February 20, 2009 at 12:00 PM by Dr. Drang
Five-plus years ago, spam in my email inbox was a huge problem, and I spent considerable time dealing with it. Initially, “dealing with it” meant deleting it, later that changed to fiddling with filters and
procmail scripts. Now I barely think about spam, and I wonder if that’s true for most people.
It’s not that no one sends me spam anymore. Between my two mail email accounts, I still average between 3000 and 4000 spams per month, down from a peak of 6000-7000, but still a significant number. But virtually none of them get to my inbox. I go weeks, maybe months, without seeing any spam.
That I live a nearly spam-free life is due to the quality of the two filters I use. First, every email sent to me has to pass through GMail, which filters about 98% of the spam. Then the email is scanned by Apple Mail, which screens out almost all the rest. The second filter, which seems at first glance like a minimal improvement over the first, is actually pretty important; without it, I’d still be seeing 1-2 spams a day, which is enough to keep it on your mind.
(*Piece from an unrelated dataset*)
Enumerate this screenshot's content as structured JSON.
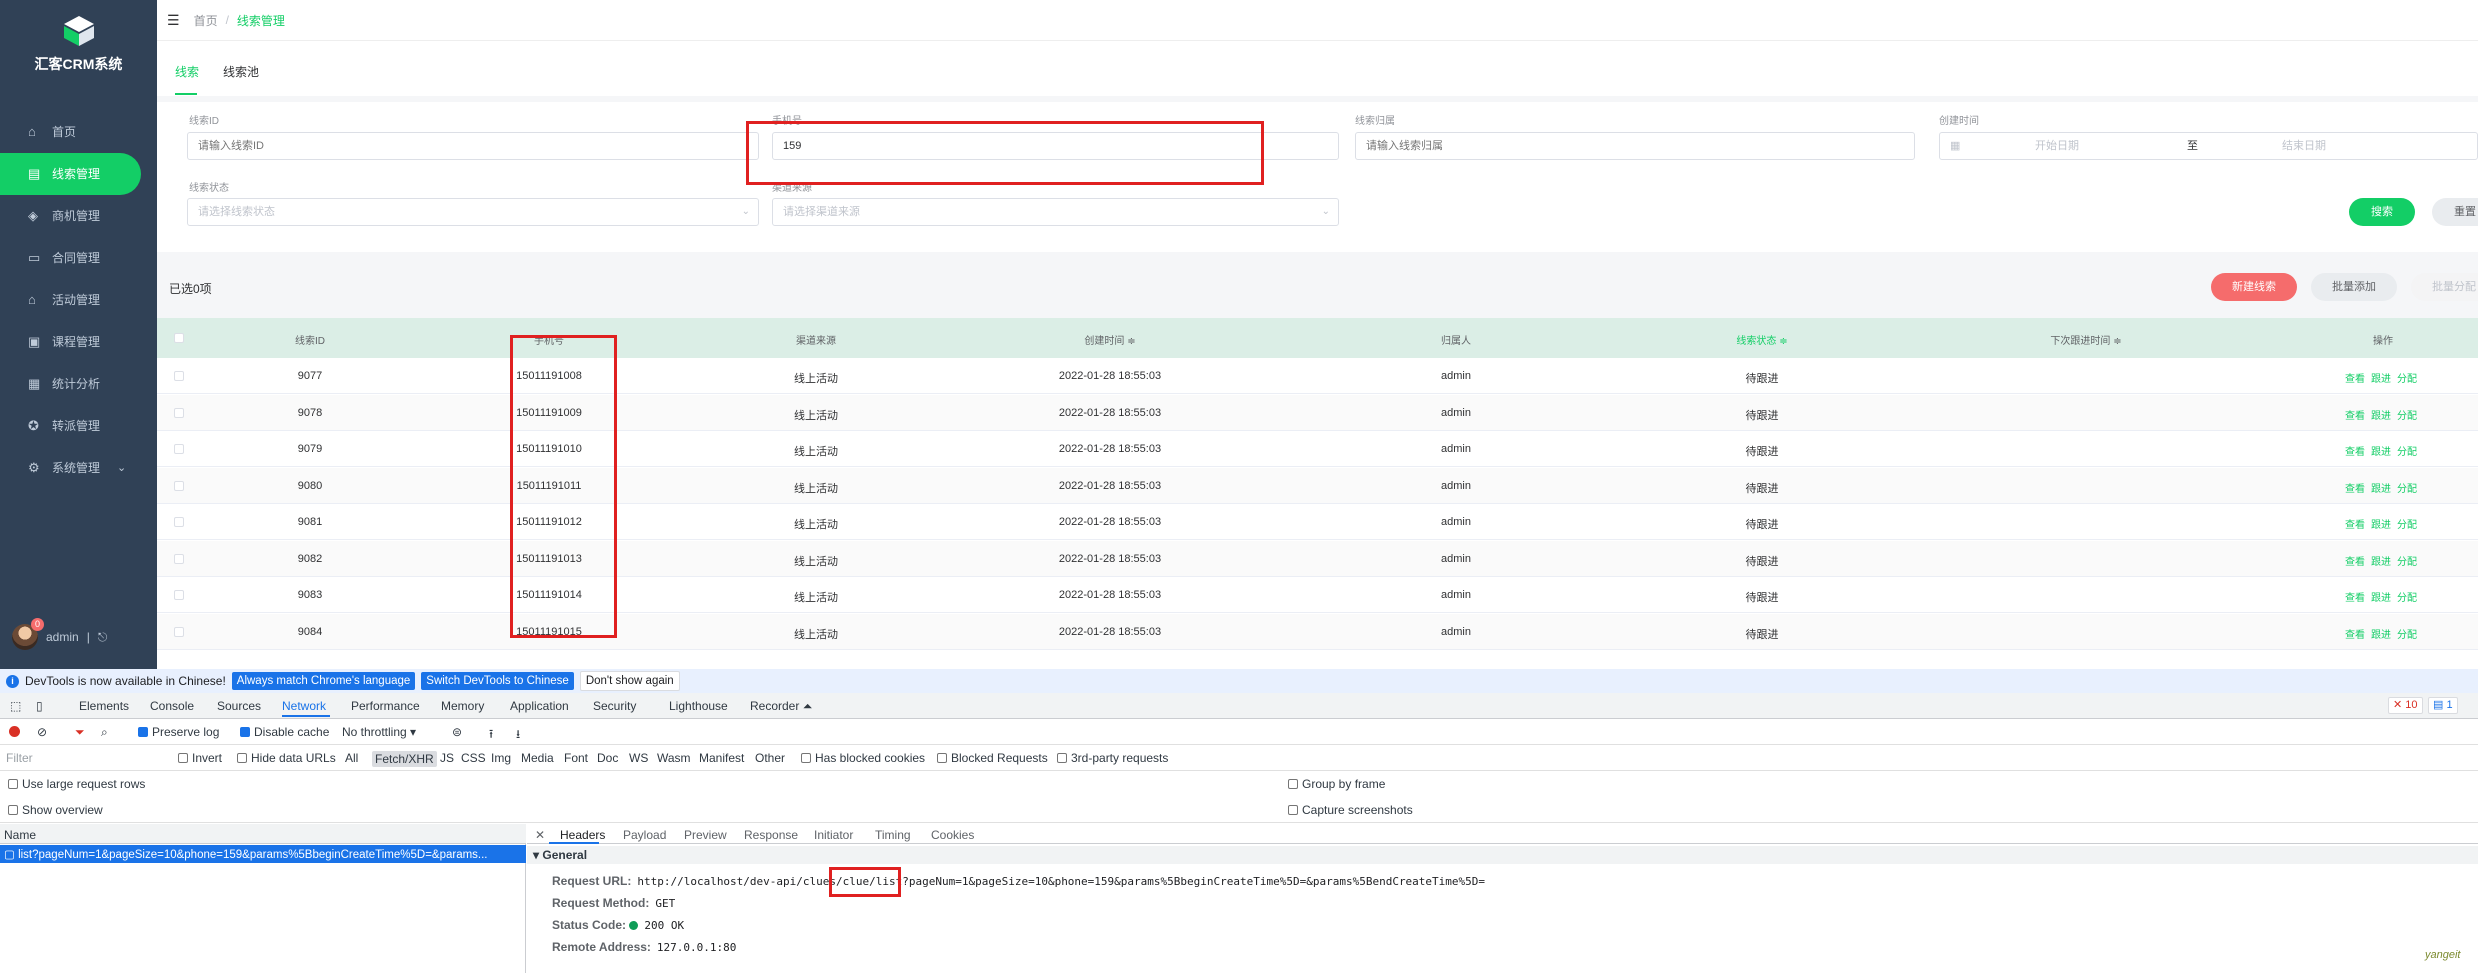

It’s liberating not to have to think about spam, a situation I’d have thought was impossible five years ago.
In retrospect, it seems to me that the beginning of the end of spam was the widespread use of Bayesian filtering, a technique popularized by Paul Graham in his “A Plan for Spam” article. I know that Bayesian analysis isn’t the only filtering technique used, but its addition to the spam-fighting arsenal tipped the scales in our favor, and the spammers have been losing ground ever since. As an example of how far we’ve come, look at this talk by Ze Frank at the 2004 TED Conference.
He starts the talk with an extended joke based on the Nigerian 419 scam. He wouldn’t do that joke today because those emails are no longer part of our daily experience.
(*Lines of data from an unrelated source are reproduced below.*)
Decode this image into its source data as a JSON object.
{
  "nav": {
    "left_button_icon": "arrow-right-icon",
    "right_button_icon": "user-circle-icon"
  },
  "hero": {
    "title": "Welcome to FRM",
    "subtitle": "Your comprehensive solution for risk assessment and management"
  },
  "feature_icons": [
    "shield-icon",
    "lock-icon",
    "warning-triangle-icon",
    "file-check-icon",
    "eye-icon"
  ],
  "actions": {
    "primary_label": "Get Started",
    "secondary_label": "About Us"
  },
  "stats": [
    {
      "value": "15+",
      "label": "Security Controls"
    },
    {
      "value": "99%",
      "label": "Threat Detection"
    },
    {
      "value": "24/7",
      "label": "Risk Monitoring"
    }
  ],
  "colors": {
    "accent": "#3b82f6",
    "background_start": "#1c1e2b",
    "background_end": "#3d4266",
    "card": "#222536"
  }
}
In fact, I wonder why email spamming hasn’t died out altogether. Are there still people who actually see the spam that’s sent to them?